There is undoubtedly a political aspect to this — a belief in the values of democracy and social inclusivity, and of the principle of sharing (space, time and skills) for the benefit of the whole. This is all remarkable and rather contagious, even if, I admit, I’m at an stage in my life where my political values are in disarranged flux.
Such diverse political categories are not necessarily in conflict any more. For those who associate socialist activity with the underfunded, dimly lit corridors of civil service and community drop-in centres, may find a co-working space like this a distinctly salubrious, even high-end place. And unlike the sometimes sceptical atmosphere of local government, this co-working space is a bloom of positive thinking.
As far as I can make out, there are two threads to all this: the first is an explicit concern for politically left-leaning concerns, such as social equality and community inclusion.
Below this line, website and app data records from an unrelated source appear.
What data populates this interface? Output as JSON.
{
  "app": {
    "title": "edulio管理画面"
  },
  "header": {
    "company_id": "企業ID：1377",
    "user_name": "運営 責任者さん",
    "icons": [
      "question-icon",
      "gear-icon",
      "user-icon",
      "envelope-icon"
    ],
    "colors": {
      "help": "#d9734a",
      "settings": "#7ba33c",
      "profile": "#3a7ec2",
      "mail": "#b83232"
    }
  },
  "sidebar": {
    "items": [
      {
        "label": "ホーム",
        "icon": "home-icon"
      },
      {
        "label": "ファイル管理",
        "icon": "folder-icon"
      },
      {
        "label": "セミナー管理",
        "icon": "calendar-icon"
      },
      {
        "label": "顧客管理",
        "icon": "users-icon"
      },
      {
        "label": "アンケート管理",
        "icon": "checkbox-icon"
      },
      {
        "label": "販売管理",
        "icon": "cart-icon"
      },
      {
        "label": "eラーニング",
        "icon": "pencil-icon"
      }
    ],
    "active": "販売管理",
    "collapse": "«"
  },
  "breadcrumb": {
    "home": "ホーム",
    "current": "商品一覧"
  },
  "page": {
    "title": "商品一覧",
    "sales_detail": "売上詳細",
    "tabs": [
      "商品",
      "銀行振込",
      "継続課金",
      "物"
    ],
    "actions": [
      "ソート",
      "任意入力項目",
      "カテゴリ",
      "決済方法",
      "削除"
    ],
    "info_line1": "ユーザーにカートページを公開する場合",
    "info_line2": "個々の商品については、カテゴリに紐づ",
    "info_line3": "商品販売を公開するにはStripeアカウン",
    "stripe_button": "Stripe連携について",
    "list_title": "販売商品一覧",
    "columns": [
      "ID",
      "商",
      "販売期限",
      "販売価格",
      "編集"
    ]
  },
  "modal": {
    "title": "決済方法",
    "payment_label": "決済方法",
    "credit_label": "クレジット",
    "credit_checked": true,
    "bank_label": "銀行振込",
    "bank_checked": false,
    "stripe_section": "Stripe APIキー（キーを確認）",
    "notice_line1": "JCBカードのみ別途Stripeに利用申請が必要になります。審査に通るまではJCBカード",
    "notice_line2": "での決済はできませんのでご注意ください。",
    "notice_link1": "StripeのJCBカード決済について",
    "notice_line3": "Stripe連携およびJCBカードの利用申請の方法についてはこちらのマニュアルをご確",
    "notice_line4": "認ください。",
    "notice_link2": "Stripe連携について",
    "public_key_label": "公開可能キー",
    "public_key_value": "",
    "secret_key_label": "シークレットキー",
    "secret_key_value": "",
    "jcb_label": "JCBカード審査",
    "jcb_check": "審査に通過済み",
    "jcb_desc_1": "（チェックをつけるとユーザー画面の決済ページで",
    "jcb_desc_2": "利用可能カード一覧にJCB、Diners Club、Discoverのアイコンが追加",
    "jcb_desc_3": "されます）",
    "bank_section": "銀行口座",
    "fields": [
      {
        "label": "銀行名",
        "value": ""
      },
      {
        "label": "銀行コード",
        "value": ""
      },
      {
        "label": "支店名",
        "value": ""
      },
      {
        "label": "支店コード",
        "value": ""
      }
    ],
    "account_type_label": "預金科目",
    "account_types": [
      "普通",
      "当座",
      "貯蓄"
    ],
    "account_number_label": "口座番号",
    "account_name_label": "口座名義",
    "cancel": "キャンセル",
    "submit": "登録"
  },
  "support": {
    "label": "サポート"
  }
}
The second, it seems, is a belief that entrepreneurialism, technological innovation and creative disruption can help make real changes where old methods have failed. This growing community wonders how it can help tackle the challenges facing the city. Themes of concern are childcare for working parents, affordable housing and how young creatives can create a sustainable practice. In this post-post-modern era, a new type of narrative arc is emerging, characterised by grass-roots collaboration, the sharing economy, and the power of the fresh thinking from inspired individuals.
Absent is the traditional standoff between left and right: the socialist’s sense that profit and ambition are dubious forces; the capitalist’s distrust of government intervention and the suffocating effects of regulation. Indeed, the Hub seems to render this old distinction antique. In its place is a new faith in the values of inclusion and democracy, and perhaps above all, the role of innovation to help solve pressing issues of the day. The correct term might be Left-libertarianism, stressing both individual freedom and social justice, supportive of private enterprise but under the condition that the advantages are made available to all.
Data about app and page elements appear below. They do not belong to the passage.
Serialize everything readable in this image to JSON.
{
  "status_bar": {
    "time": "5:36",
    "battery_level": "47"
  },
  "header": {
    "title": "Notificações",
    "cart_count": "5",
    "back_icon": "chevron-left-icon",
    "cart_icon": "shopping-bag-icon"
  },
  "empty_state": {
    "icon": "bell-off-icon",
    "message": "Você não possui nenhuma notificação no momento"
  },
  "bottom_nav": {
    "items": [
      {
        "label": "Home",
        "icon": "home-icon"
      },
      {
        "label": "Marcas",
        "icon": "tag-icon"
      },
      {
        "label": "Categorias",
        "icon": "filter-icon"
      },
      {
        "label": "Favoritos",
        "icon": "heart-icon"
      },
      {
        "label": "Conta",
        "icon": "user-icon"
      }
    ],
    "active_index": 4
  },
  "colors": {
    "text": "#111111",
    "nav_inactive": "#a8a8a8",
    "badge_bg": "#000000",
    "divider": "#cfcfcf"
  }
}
It is in this spirit that I think the Impact Hub, and other co-working spaces like it, are striding forward. Outright political positions are omitted from the literature; instead there seems to be an open-mindedness towards all political and economic ambitions, the very openness driving the benefits: free of hierarchy and prejudice, and at the same time, abundant in pro-activity. In other words, this is a place where ‘ethical business’ is not an oxymoron. Whether or not all these threads can be hewn into a single, logical programme I remain a little uncertain. But what is indubitable is the sense of purpose and ownership: you get the feeling that the members truly have a stake in the project — and since it is indeed a project whose outcomes are uncertain, so the stakeholder’s role is all the more significant.
Perhaps what underlies the proposition is the distinctly uncomplicated idea that honest effort and personality can spread great rewards. As if to underline the gratification earned by aspiration and industry, there are lots and lots of smiling faces. This seems important. For this is a workforce that is, through its efforts and its honesty, and through its non-competitive premise, happy. This strikes me as the proposition par excellence of the modern co-working phenomenon: that the effectiveness of the construction is evidenced and perpetuated by the sheer positivity of the people.